- Gather materials and supplies
Get a starter colony of dermestid beetles. These flesh-eating bugs are fairly easy to contain because they don't fly in temperatures below 85 degrees Fahrenheit. It takes several weeks before your colony is ready for the deer skull. Prepare a bed of cotton or pine shavings; never use cedar shavings. Place the animal skull and beetles together on a piece of cardboard onto the bedding. The cardboard prevents the cotton from sticking to the skull. Place a cardboard box over the skull to provide cover for the beetles.
- Clean the skull
It can take the dermestid beetles 12 to 18 hours to clean the skull, sometimes longer. Keep the skull slightly damp by occasionally misting it. Remove the skull from the beetle bed area and brush off the bugs. Don't worry if you don't get them all at once; they eventually fall off.
- Soak the skull
Use a designated pot to boil and soak the skull outside. The process is smelly and stinks up a home if done inside. Boil the water. Reduce the heat and place your skull in the pot, covering it with a lid. Remove the excess flesh and substances with a bottle brush. Rinse under running water to remove small particles, and allow the skull to dry.
- Whiten the skull

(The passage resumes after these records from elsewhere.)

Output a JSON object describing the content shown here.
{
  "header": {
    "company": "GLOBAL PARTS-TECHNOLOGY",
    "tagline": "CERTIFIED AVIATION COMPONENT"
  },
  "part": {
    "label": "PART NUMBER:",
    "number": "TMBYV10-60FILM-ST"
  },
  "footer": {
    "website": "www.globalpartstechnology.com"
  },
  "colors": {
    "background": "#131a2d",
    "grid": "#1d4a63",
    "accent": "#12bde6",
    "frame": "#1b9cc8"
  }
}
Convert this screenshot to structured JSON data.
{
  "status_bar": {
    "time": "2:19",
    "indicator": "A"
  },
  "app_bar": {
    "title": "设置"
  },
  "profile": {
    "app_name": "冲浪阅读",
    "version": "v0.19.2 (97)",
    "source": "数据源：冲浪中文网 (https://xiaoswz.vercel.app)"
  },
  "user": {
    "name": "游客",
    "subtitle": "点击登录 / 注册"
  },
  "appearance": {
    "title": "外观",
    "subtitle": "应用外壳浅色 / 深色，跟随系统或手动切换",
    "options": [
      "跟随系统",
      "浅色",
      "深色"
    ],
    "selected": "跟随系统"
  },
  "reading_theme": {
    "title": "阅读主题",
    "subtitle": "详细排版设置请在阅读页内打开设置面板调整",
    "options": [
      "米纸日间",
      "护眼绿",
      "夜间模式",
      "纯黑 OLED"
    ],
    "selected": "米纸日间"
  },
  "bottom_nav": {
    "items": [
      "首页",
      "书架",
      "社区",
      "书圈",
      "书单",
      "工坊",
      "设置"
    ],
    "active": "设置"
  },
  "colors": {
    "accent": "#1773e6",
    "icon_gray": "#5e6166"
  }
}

Place the soaked, clean skull in an empty tub, and fill the tub with 3 percent hydrogen peroxide. Do not soak for more than 48 hours. Once this process is complete, your deer skull is clean and ready to display.